The selection of these two players is also questionable given the importance of the breakdown battle. I can't see them living with a Bok loose trio that is both bigger and better.
I'm still not sure who it was who said this set of Bok loosies lack pace. They certainly didn't want for acceleration, accuracy or aggression in their most recent clash with the Wallabies.
They will benefit from the platform provided by their tight five this weekend, and Willem Alberts and Duane Vermeulen will dish out their unique brand of punishment. With McCaw watching the match from the stands, there will be only one openside flank in this contest. Expect Francois Louw to have another big say in another big win. Cane will take a lesson in defeat.
Collectively, the Boks have every right to feel confident. They have the pack, the defensive structures, and the kicking game to beat the All Blacks, even if this Test is to be staged at Eden Park.
They also boast a goal-kicker who is back to his best. Morné Steyn will be keen to prove a point after last year's howler in Dunedin, where he missed four shots at goal.
Having said that, it's still going to be desperately close. The All Blacks may be missing key players like McCaw, but are fortunate that Kieran Read, Dan Carter, Ma'a Nonu, Conrad Smith, and Israel Dagg are available.
These are world-class players. Apart from Nonu, these men are presently the best Test players in their respective positions. Any one of these players is capable of making the game-breaking play to swing a result. It's important that the Boks maintain their focus for the full 80 minutes.
One only needs to look back to the 29-22 tragedy at Soccer City in 2010, where the Boks dominated for much of the game, but then allowed the All Blacks to strike back in the dying moments. It was Nonu who made the break and Dagg who finished to secure that result. Then captain John Smit was left clutching nothing but Nonu's boot, lamenting the missed tackle that had allowed the movement to progress.
The Boks are on the verge of something special, and believe me when I say that everybody here in New Zealand realises that a big upset is possible.
The 48,000 that sardine into Eden Park this Saturday will lend the All Blacks the belief they need to stay in the game. Ultimately, it will come down to who can handle the pressure better in the second half.
The Boks made a statement in Brisbane, they overcame a strong Wallabies fightback at the beginning of the second stanza to prevail. They will need to show muscle in Auckland this Saturday, but they will also have to show their mettle.
They will need to win the battles up front, to storm the All Blacks' territory, and to keep the scoreboard ticking over. Only then will they take that partisan crowd out the equation. If they win these battles, they will win the war.

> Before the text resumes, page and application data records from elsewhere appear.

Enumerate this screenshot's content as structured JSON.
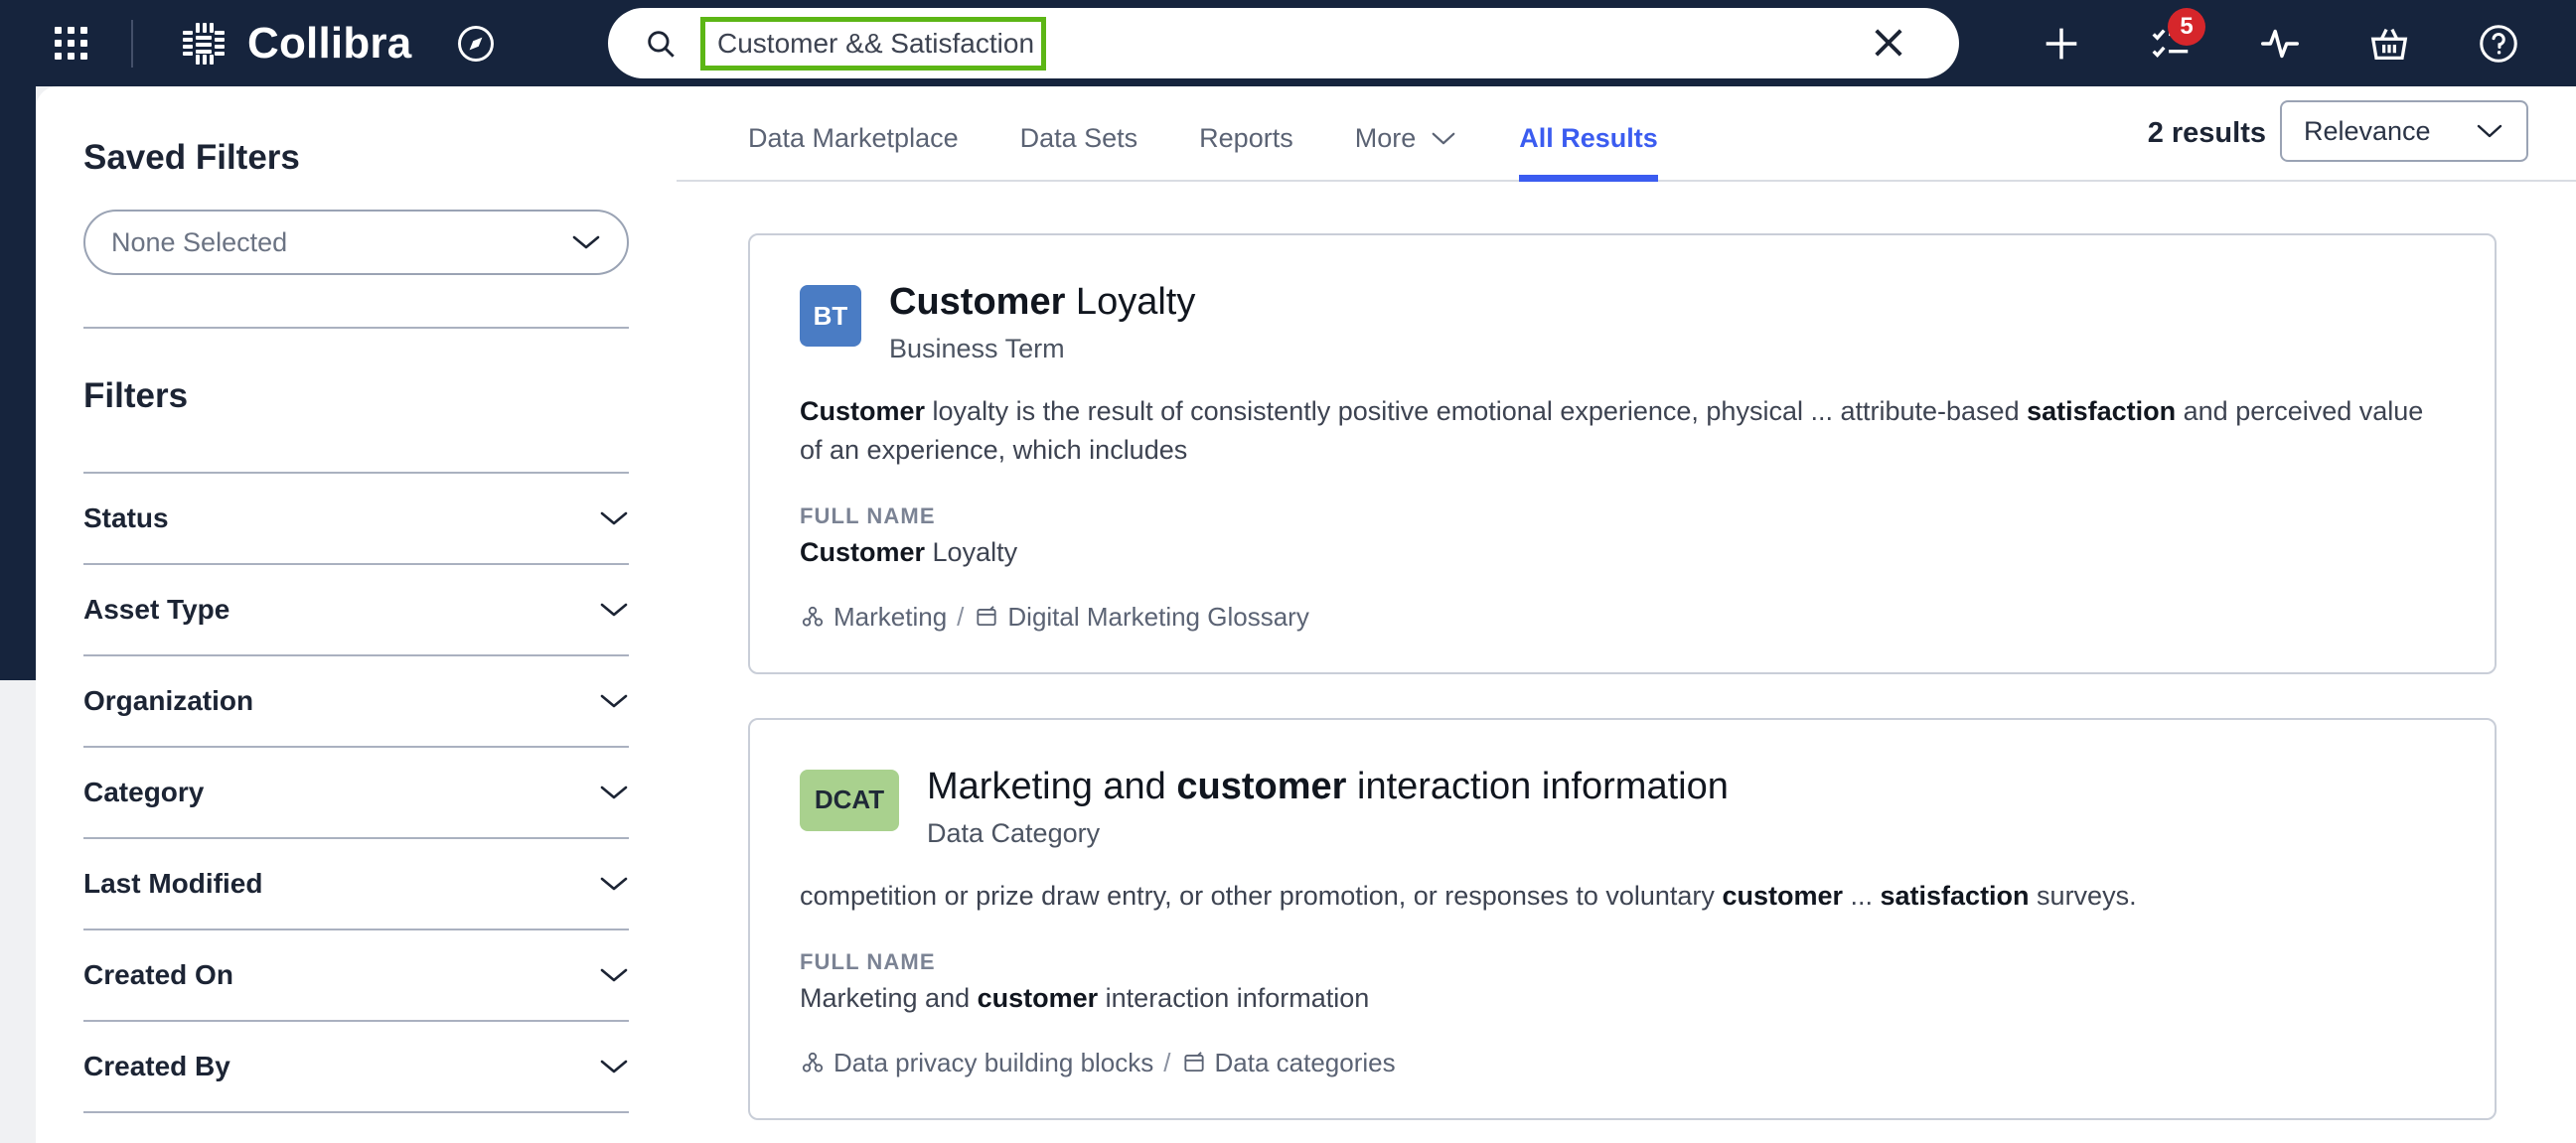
{
  "header": {
    "brand": "Collibra",
    "icons": {
      "apps": "apps-grid-icon",
      "logo": "collibra-logo-icon",
      "compass": "compass-icon",
      "search": "search-icon",
      "clear": "close-icon",
      "add": "plus-icon",
      "tasks": "task-list-icon",
      "activity": "activity-pulse-icon",
      "basket": "basket-icon",
      "help": "help-circle-icon"
    },
    "tasks_badge": "5"
  },
  "search": {
    "value": "Customer && Satisfaction",
    "placeholder": "Search",
    "highlight_color": "#5cb615"
  },
  "sidebar": {
    "saved_filters_title": "Saved Filters",
    "saved_filters_value": "None Selected",
    "filters_title": "Filters",
    "filters": [
      {
        "label": "Status"
      },
      {
        "label": "Asset Type"
      },
      {
        "label": "Organization"
      },
      {
        "label": "Category"
      },
      {
        "label": "Last Modified"
      },
      {
        "label": "Created On"
      },
      {
        "label": "Created By"
      }
    ]
  },
  "main": {
    "tabs": [
      {
        "label": "Data Marketplace",
        "active": false,
        "caret": false
      },
      {
        "label": "Data Sets",
        "active": false,
        "caret": false
      },
      {
        "label": "Reports",
        "active": false,
        "caret": false
      },
      {
        "label": "More",
        "active": false,
        "caret": true
      },
      {
        "label": "All Results",
        "active": true,
        "caret": false
      }
    ],
    "results_count": "2 results",
    "sort_value": "Relevance",
    "full_name_label": "FULL NAME",
    "accent_color": "#3b5cf0",
    "results": [
      {
        "badge": "BT",
        "badge_style": "bt",
        "badge_color": "#4a7cc4",
        "title_bold": "Customer",
        "title_rest": " Loyalty",
        "subtype": "Business Term",
        "desc_parts": [
          {
            "t": "Customer",
            "b": true
          },
          {
            "t": " loyalty is the result of consistently positive emotional experience, physical ... attribute-based ",
            "b": false
          },
          {
            "t": "satisfaction",
            "b": true
          },
          {
            "t": " and perceived value of an experience, which includes",
            "b": false
          }
        ],
        "full_name_parts": [
          {
            "t": "Customer",
            "b": true
          },
          {
            "t": " Loyalty",
            "b": false
          }
        ],
        "crumb_domain": "Marketing",
        "crumb_community": "Digital Marketing Glossary"
      },
      {
        "badge": "DCAT",
        "badge_style": "dcat",
        "badge_color": "#a9d18e",
        "title_bold": "customer",
        "title_prefix": "Marketing and ",
        "title_rest": " interaction information",
        "subtype": "Data Category",
        "desc_parts": [
          {
            "t": "competition or prize draw entry, or other promotion, or responses to voluntary ",
            "b": false
          },
          {
            "t": "customer",
            "b": true
          },
          {
            "t": " ... ",
            "b": false
          },
          {
            "t": "satisfaction",
            "b": true
          },
          {
            "t": " surveys.",
            "b": false
          }
        ],
        "full_name_parts": [
          {
            "t": "Marketing and ",
            "b": false
          },
          {
            "t": "customer",
            "b": true
          },
          {
            "t": " interaction information",
            "b": false
          }
        ],
        "crumb_domain": "Data privacy building blocks",
        "crumb_community": "Data categories"
      }
    ]
  }
}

MY CALL: Boks by 3
All Blacks – 15 Israel Dagg, 14 Ben Smith, 13 Conrad Smith, 12 Ma'a Nonu, 11 Julian Savea, 10 Dan Carter, 9 Aaron Smith, 8 Kieran Read (c), 7 Sam Cane, 6 Liam Messam, 5 Sam Whitelock, 4 Brodie Retallick, 3 Owen Franks, 2 Dane Coles, 1 Tony Woodcock.
Subs: 16 Keven Mealamu, 17 Wyatt Crockett, 18 Charlie Faumaina, 19 Steven Luatua, 20 Matt Todd, 21 Tawera Kerr-Barlow, 22 Beauden Barrett, 23 Charles Piutau.
Springboks – 15 Zane Kirchner, 14 Willie le Roux, 13 JJ Engelbrecht, 12 Jean de Villiers (c), 11 Bryan Habana, 10 Morné Steyn, 9 Ruan Pienaar, 8 Duane Vermeulen, 7 Willem Alberts, 6 Francois Louw, 5 Flip van der Merwe, 4 Eben Etzebeth, 3 Jannie du Plessis, 2 Bismarck du Plessis, 1 Tendai Mtawarira.
Subs: 16 Adriaan Strauss, 17 Gurthrö Steenkamp, 18 Coenie Oosthuizen, 19 Juandré Kruger, 20 Siya Kolisi, 21 Jano Vermaak, 22 Pat Lambie, 23 Jan Serfontein.
Lomu’s indelible mark
Jonah Lomu may be gone but his unique contribution to the game will never be forgotten, writes JON CARDINELLI.
Prioritise Kings’ well-being
The Kings' inability to be competitive in next year's Vodacom Super Rugby would cause irreparable damage to rugby in the Eastern Cape and to the brand of the South African game, writes CRAIG LEWIS.
What we’ve learned
Five lessons from the World Cup final and third-place play-off, according to SIMON BORCHARDT.